So what’s a young boy to do?
Eight years old and a well meaning relative hands you a beaten up second hand guitar. Little did they know what effect this simple act would have on the young and impressionable Kevin – but not in the way you might think. Armed with said guitar and a copy of Bert Weedon’s ‘Play In A Day’ best seller, Kevin set forth to the Bobby Shaftoe page and attempted the tabs and chords shown …
After 20 minutes of this he gave up. Strange… it just didn’t sound like Bobby Shaftoe. What WAS the problem? Did he lack any natural ear for a tune? (maybe) Were his hands too big for the chords? …too small maybe?No. Coming from a non-instrument playing family, he’d just naturally picked up his guitar in the ‘Lefty’ or ‘Southpaw’ style. He was (and still is) in fact what is known as an ‘awkward’ guitar player and didn’t realise the strings and the chords needed to be reversed right-to-left.The guitar went back in it’s box under the bed.One year later, and with an upside-down, re-strung guitar and new resolve, he set upon Bobby Shaftoe and all was well with the world of Small Folk.
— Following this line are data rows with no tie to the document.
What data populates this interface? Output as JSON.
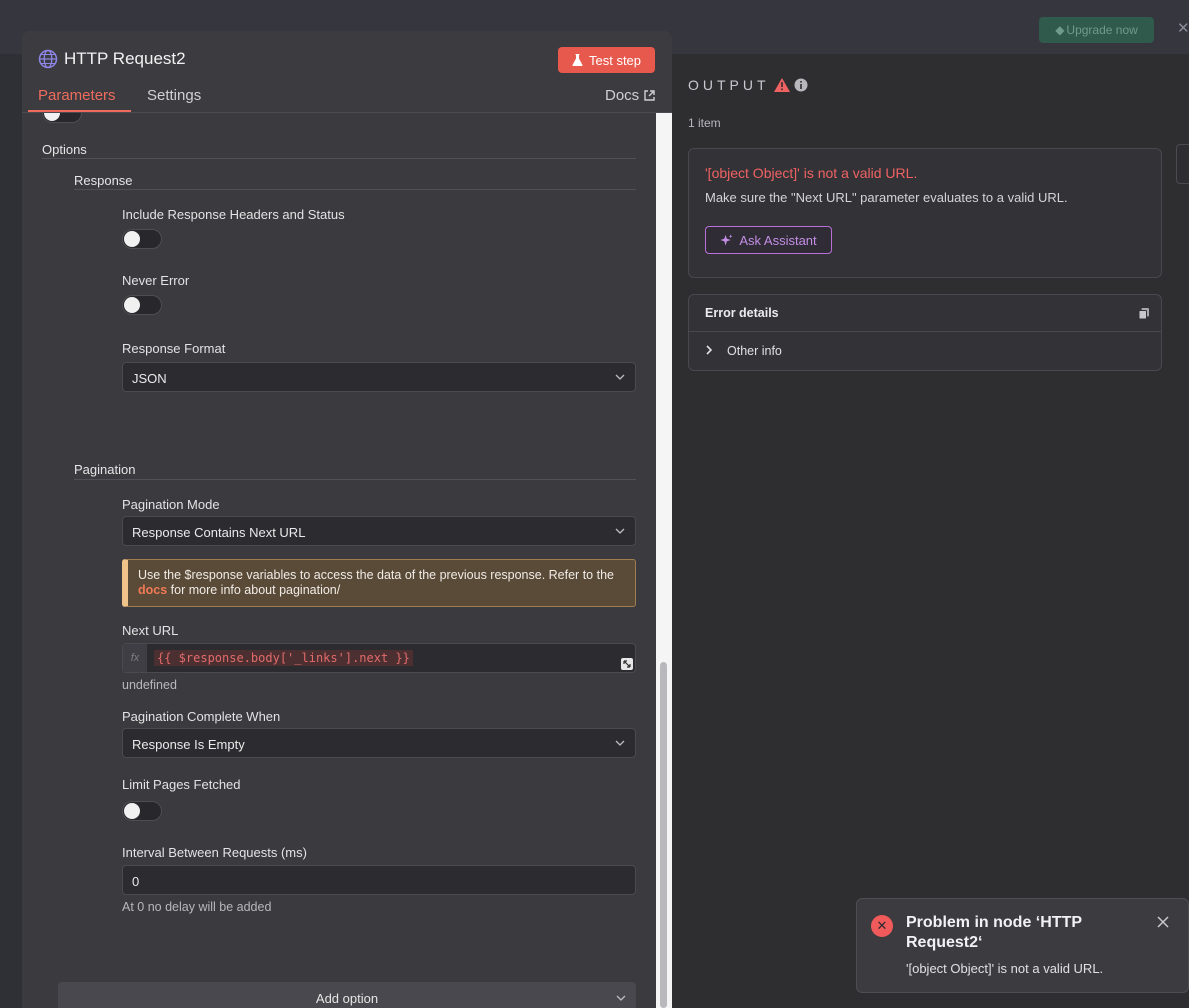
{
  "topbar": {
    "upgrade_label": "Upgrade now",
    "close_glyph": "✕"
  },
  "node": {
    "title": "HTTP Request2",
    "icon": "globe-icon"
  },
  "header": {
    "test_step_label": "Test step",
    "tabs": [
      {
        "label": "Parameters",
        "active": true
      },
      {
        "label": "Settings",
        "active": false
      }
    ],
    "docs_label": "Docs"
  },
  "params": {
    "options_label": "Options",
    "response_section": "Response",
    "include_headers_label": "Include Response Headers and Status",
    "never_error_label": "Never Error",
    "response_format_label": "Response Format",
    "response_format_value": "JSON",
    "pagination_section": "Pagination",
    "pagination_mode_label": "Pagination Mode",
    "pagination_mode_value": "Response Contains Next URL",
    "notice_text": "Use the $response variables to access the data of the previous response. Refer to the",
    "notice_link": "docs",
    "notice_tail": "for more info about pagination/",
    "next_url_label": "Next URL",
    "next_url_expression": "{{ $response.body['_links'].next }}",
    "next_url_result": "undefined",
    "complete_when_label": "Pagination Complete When",
    "complete_when_value": "Response Is Empty",
    "limit_pages_label": "Limit Pages Fetched",
    "interval_label": "Interval Between Requests (ms)",
    "interval_value": "0",
    "interval_hint": "At 0 no delay will be added",
    "add_option_label": "Add option"
  },
  "output": {
    "title": "OUTPUT",
    "items_count": "1 item",
    "error_title": "'[object Object]' is not a valid URL.",
    "error_message": "Make sure the \"Next URL\" parameter evaluates to a valid URL.",
    "ask_assistant_label": "Ask Assistant",
    "details_title": "Error details",
    "other_info_label": "Other info"
  },
  "toast": {
    "title": "Problem in node ‘HTTP Request2‘",
    "message": "'[object Object]' is not a valid URL."
  },
  "colors": {
    "accent": "#ef6b5d",
    "error": "#f06262",
    "warning_bg": "#5a4a38",
    "assistant": "#c48ee6"
  }
}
At school his drama teacher owned a large open tape reel to reel recorder, on which he would record sound effects for the school plays. So along with his love of music, synths and guitars, the recording process became of much more interest, and at 14 years old he employed two mono cassette tape recorders as his ‘sound on sound’ multi-recording setup until he could afford something better years later.
Forty two years on and the flame still burns brightly, if occasionally turned down to slightly less than eleven. From the humble beginnings of playing along to Pink Floyd and Mike Oldfield to performing live at the Albert Hall with his band ‘An American in Paris’ in the 1980’s, Kevin still can’t put that guitar down (although not the same one he started with).
Along the way he’s done the odd bit of session work, been played on the radio and appeared on MTV Italy’s San Remo Rock Festival. He’s recorded at Jimmy Page’s Studios and played the original Marquee Club in London. And… wait for it…been awarded his Blue Peter Badge for the band’s contribution to raising money for the ‘Appeal for Kampuchea [Cambodia] in 1988.
The band broke up in typical Spinal Tap style in 1990 while still signed to Bill Wyman’s (Rolling Stones) record label – but this didn’t stop the creative process. After a brief hiatus, Kevin continued writing and recording and produced two solo albums under the name of ‘Big Blue Car’ (bigbluecar.co.uk) of which samples can be found at his myspace internet site (www.myspace.com/bigbluecarmusic).
All this sounds like a full time career, but surprisingly it’s not what pays the bills. As part of the creative mix, Kevin is a successful Graphic Designer with his own company Arc-Digital (arc-digital.co.uk). He continues to write and play when the moment allows. He has recently helped form LUXX (luxxband.com) to let him do one of the things he loves best, perform great music in front of an appreciative audience.
So what’s been the highlight so far? Well there had been so many – especially meeting well known people you admire, who turn out to be ‘decent and down-to-earth’. But according to Kevin one of the highlights was “sitting down of an evening and watching ‘Spinal Tap’ for the first time with Bill Wyman of the Rolling Stones at one of his houses (Gedding Hall, in Suffolk – formerly owned by the Kray twins), around the time that we were first signed to his record label”.
Phewwwww, I’m worn out just from writing it down!